And last but not least, we have the dice, worker placement game Monster Lands. In this worker placement game you are trying to gain the most glory in order to be crowned the new king, but to do that you are going to have to defeat monsters and re-conquer the land. You will have to build up your clan to be fighting fit, by recruiting warriors, equipping them with weapons and items, and sending them off to do battle. Your dice pool is going to be determined by your clan strength as well as the mercenaries that you have hired, and it’s these dice you will roll and use to acquire everything you need. Place on the main board to get items items or more mercenaries, get some more gold to pay those mercenaries, or send a mercenary fully loaded out to battle. As you defeat monsters you will gain more glory and your clan will become stronger, be the strongest after 6 rounds to be the winner. You can find out more about this game on the Kickstarter page.

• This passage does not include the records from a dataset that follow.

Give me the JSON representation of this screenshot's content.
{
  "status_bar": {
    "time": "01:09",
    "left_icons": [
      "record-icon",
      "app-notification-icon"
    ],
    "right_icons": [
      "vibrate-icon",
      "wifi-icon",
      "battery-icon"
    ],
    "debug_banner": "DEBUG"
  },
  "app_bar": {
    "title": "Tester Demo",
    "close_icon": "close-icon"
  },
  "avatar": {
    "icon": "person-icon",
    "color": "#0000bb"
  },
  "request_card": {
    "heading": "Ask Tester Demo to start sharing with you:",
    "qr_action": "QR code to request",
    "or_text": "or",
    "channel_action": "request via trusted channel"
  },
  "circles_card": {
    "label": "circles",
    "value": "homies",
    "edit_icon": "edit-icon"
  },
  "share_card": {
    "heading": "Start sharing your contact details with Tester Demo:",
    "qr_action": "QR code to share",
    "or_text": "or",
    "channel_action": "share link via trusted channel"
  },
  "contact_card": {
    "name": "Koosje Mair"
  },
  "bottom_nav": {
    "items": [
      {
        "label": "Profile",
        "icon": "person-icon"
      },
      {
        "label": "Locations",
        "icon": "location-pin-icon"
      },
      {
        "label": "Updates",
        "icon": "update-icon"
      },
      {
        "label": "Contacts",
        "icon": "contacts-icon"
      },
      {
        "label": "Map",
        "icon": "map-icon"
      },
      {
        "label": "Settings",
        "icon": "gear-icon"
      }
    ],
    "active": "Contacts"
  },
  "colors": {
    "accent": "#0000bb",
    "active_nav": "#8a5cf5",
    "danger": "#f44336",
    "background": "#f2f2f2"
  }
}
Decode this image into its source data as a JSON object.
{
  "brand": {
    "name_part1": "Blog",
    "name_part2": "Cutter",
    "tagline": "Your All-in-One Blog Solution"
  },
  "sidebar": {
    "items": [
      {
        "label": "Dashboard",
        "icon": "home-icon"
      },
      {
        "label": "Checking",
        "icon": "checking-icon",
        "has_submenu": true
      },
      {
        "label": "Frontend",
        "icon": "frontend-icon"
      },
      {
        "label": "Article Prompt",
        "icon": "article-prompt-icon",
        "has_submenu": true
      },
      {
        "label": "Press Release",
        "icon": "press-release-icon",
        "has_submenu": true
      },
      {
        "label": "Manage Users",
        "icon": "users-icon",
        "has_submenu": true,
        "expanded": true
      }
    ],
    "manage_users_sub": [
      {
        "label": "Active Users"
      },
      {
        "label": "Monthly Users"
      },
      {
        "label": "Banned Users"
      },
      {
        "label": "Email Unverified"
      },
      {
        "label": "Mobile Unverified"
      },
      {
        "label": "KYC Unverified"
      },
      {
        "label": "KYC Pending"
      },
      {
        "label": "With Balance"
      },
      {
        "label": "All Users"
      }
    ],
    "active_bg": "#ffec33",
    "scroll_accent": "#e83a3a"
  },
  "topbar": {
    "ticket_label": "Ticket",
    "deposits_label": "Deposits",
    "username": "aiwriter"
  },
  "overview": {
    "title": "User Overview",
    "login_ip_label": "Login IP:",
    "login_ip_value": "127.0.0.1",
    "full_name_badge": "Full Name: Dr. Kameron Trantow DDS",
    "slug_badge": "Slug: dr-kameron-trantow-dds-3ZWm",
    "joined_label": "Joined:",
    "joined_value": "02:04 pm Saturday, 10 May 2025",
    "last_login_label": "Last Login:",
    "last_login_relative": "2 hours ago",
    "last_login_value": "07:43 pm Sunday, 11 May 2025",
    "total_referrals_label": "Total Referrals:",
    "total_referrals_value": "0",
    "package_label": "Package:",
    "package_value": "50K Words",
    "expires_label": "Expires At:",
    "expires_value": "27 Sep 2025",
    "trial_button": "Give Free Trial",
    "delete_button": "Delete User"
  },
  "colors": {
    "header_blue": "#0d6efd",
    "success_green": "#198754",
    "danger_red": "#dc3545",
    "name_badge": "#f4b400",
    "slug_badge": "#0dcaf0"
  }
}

Gameplaywright and Atlas Games have started a Kickstarter Campaign for The White Box, a game design workshop in a box. The White Box comes with everything you need to design the next great board game – dice, cubes, meeples, discs, and punchboards. Also included are an essential set of essays on game design from veteran Jeremy Holcomb (The Duke), and a gift certificate to The Game Crafter.
The Kickstarter Campaign for The White Box will continue through May 17, and is expected to deliver in October 2017.
The folks over at Boards and Barley have posted a series of articles for aspiring game designers about where to find good components for all your prototype needs. You can check out their recommendations for a game design starter kit, with materials sourced from both Amazon and EAI Education, and if you’re interested look up their more in depth articles on how to find cards, meeples, chits and dice.
One of the barriers to game design is a lack of components. If you had blank cards sitting around, you would be more likely to start designing a card game. If you had some dice, you might design a dice game. The point is that if you had game design components available to you, then you are much more likely to move your game designs from the Concept phase to the Prototype/Playtesting phase.
Today I am listing some of the items that I find most useful in putting together a prototype. The hope is that you can find what you need to move your game design along.
To read the entire article, you can visit Boards & Barley here.
In this great blog post Grant Rodiek takes a look at what is required to take a game that might be able to survive a few plays to being one that has longevity. He talks about the various different factors a game designer can take into consideration that elevate games into the category of an evergreen as opposed to simply being the new hotness for a few months to a year and merely being as Tom Vasel puts them “One Hit Wonders”.
To read his blog post head over to Hyperbole Games website here.